Conservation of the ovaries doesn’t prevent premature menopause after hysterectomy
Researchers at Duke University have reported in the December 2011 issue of Obstetrics and Gynaecology Journal that even when the ovaries are conserved in a partial hysterectomy, that this will not prevent a woman from experiencing a premature menopause, in fact it is possible that they double their risk of a premature menopause.
The researchers followed two groups of women, 406 women who had had hysterectomies with 465 who had not had one. They found some differences, for instance women who had a hysterectomy also had higher body mass indexes and were more likely to have a history of uterine problems.

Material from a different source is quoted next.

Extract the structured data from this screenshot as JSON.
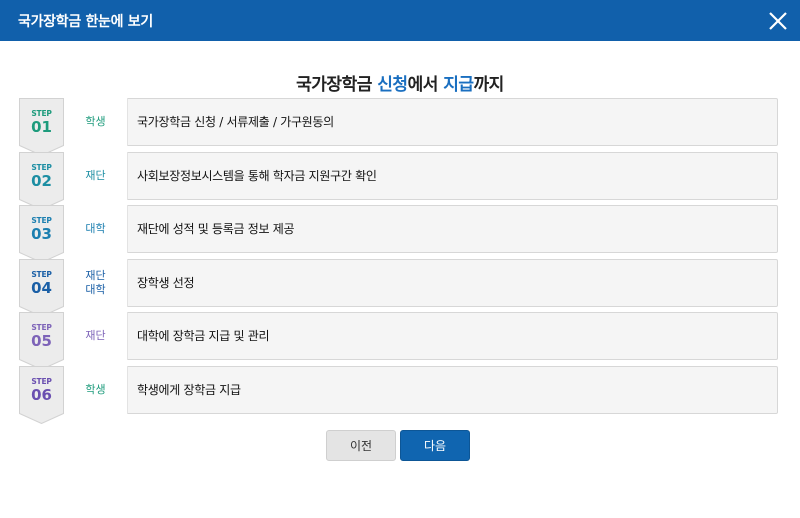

Their research confirmed research in the 1990’s by John Studd which showed that women having a hysterectomy that conserved their ovaries would experience the menopause roughly two years earlier than they might have expected to, had they not had a hysterectomy and that 50% of women would experience a menopause within 5 years of surgery.
However, what is not clear from the research is that the ovarian failure is definitely caused by the hysterectomy surgery itself and it is entirely possible that this is related to the underlying condition for which a hysterectomy was considered necessary.
We have a large section of information which is perfect for those women who are concerned about managing their menopause whether they have had a full or a partial hysterectomy and it includes details of the types of HRT available and also suggestions for managing your menopause naturally.
You can find the details of the research here: dukehealth.org/health_library/news/hysterectomy-increases-risk-for-earlier-menopause-among-younger-women